This attention-grabbing approach works. It comes off as a burst of colour, a true African pop effervescence with little room for the dull stuff.
Album - The Ghen Ghen
Artiste - Orezi
Guest Appearances - Davido, M.I Abaga, Flavour, Timaya, Wizkid, Ice Prince, 9ice
Producers- Kiddominant, Popito, Mystro, Dr Amir, Dapiano, Ex O
Record Label - Sprisal Entertainment (2015)
Duration - 75 minutes
Orezi for many years has flirted with the big time as an artiste who boasts of just the right mix of vocals and hit-making ability, but no signature sound.
Many will point to his 2013 single ‘Rihanna’ as the starting point of his happiness in Nigerian pop culture, and they aren’t intrinsically wrong.

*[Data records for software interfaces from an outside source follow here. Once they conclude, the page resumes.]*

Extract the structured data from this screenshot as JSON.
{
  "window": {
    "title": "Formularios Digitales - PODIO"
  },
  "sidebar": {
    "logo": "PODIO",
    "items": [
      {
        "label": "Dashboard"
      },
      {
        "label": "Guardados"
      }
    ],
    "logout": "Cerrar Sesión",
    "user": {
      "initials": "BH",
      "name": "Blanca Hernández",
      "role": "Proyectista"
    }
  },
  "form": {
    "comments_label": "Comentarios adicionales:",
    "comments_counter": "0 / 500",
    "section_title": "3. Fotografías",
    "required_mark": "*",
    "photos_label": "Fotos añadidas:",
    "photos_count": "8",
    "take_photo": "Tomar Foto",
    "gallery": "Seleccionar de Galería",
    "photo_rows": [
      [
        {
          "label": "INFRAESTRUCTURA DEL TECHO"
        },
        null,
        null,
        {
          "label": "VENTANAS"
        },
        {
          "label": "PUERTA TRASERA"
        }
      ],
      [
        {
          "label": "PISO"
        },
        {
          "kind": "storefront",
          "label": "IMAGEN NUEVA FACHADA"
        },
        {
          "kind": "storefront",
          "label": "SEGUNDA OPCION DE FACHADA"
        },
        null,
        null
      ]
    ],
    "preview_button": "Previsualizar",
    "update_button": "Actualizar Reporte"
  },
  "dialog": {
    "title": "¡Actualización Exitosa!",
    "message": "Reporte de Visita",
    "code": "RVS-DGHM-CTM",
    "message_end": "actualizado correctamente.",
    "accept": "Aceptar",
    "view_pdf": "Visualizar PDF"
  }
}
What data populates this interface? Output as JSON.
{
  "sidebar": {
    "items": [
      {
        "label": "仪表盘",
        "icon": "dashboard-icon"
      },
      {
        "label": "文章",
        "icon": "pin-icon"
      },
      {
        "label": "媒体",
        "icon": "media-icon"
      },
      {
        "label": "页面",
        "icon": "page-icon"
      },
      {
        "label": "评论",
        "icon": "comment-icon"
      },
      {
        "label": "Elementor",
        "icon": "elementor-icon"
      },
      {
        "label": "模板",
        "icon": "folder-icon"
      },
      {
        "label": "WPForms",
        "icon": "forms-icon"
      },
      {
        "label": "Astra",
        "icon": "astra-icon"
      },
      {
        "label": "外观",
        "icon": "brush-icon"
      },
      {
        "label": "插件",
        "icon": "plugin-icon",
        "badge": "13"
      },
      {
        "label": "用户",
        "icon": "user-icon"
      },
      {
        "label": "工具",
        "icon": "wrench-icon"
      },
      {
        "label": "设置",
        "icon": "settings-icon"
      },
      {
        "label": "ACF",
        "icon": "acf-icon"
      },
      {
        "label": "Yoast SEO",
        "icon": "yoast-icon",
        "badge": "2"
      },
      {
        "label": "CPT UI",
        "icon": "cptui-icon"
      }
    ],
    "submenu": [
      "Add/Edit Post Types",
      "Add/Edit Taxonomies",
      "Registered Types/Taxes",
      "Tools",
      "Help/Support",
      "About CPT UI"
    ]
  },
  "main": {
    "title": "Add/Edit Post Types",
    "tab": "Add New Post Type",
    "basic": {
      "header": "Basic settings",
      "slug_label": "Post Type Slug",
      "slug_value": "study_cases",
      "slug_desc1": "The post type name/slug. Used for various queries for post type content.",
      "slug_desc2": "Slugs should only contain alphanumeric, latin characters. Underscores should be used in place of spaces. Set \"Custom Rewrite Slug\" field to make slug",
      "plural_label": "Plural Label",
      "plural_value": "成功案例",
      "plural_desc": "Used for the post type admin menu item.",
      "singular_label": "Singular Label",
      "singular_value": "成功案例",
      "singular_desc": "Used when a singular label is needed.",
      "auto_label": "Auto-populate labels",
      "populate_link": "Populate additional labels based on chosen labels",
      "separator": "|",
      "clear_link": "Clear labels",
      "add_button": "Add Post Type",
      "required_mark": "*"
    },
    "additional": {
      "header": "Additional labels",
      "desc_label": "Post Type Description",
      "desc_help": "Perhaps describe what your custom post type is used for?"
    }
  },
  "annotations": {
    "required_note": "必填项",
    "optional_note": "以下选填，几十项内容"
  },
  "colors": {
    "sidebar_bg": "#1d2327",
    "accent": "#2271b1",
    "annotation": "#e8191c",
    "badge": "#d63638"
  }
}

Prior to that wonder-jam, the man hadn’t seen much come his way by acceptance.
Orezi had an EP released in 2010. It was titled “I No Fit Lie”, and housed decent tracks such as ‘High B.P’, and ‘I no fit lie’. But that was just a snippet of his ability. Time and experience has honed him into a fine pop artiste, and more hits such as ‘You garrit’, ‘Shoki’, Booty Bounce’ and Shuperu’ has been spawned. He has put forward his next foot, and released his debut studio album “The Ghen Ghen”.
First time lucky, as no one but an inveterate, deluded trier says. Still, that's the case here. “The Ghen Ghen” is as inspired by pop culture as every other single he has put out has been, a 75-minute, 21-song journey through every idea in Orezi’s cranium.
A number of these songs are amazing. The “The Ghen Ghen” album was crafted with an eye on slotting seamlessly into pop culture, while serving the best of music. Orezi harmoniously weaves in and out of genres, in ways so beautiful and mundane, and keeps you listening.
Less of a concept album, more of a patchwork, “The Ghen Ghen” runs together not so much seamlessly as breathlessly. The unusually smooth transitions from the personal and direct lyrical flow of the opener ‘Asiko’ to the cocky-Afrobeat glam thumping of ‘Maserati' ("I woke up in a new Maseratti") to the gorgeous banging club-lovers dancing of ‘Shuperu remix' with Davido feel like they're leading to something, but it's illusory.
Soon everything's thrown into the mix – another meaningless but dance-worthy waist-rolling commercial music aptly titled ‘Low low' ("I get money for back, I get money to dash, wind am for me like that, roll your big yansh”), Then interestingly, some soothing deep, inspirational Afrobeat number which Fela would have approved fondly on 'Double your hustle' – as snippets of other genres flash by, until a stop at the heavy collaboration ‘Big Something’ which has the mastery of Flavour, and the genuine joy of M.I Abaga.
Another heavy hitting collaboration comes along just fine as pop stars Wizkid and Timaya find home in ‘Ogede’. Further down, Ice Prince brings on his versatile lines on ‘Jesus Pikin’, and 9ice is still a work in progress on ‘Da party ru’.
This attention-grabbing approach works. It comes off as a burst of colour, a true African pop effervescence with little room for the dull stuff. Maybe it would've been nice if Orezi added more experimentation and some more flavour to, say, the romantic romp of 'Sweet Yarinya’ and ‘Selfie with you’, but that wouldn't be the point. It’s “The Ghen Ghen” album and Orezi is doing what he wants. And, this time, others will want it too.
3-Worth Checking Out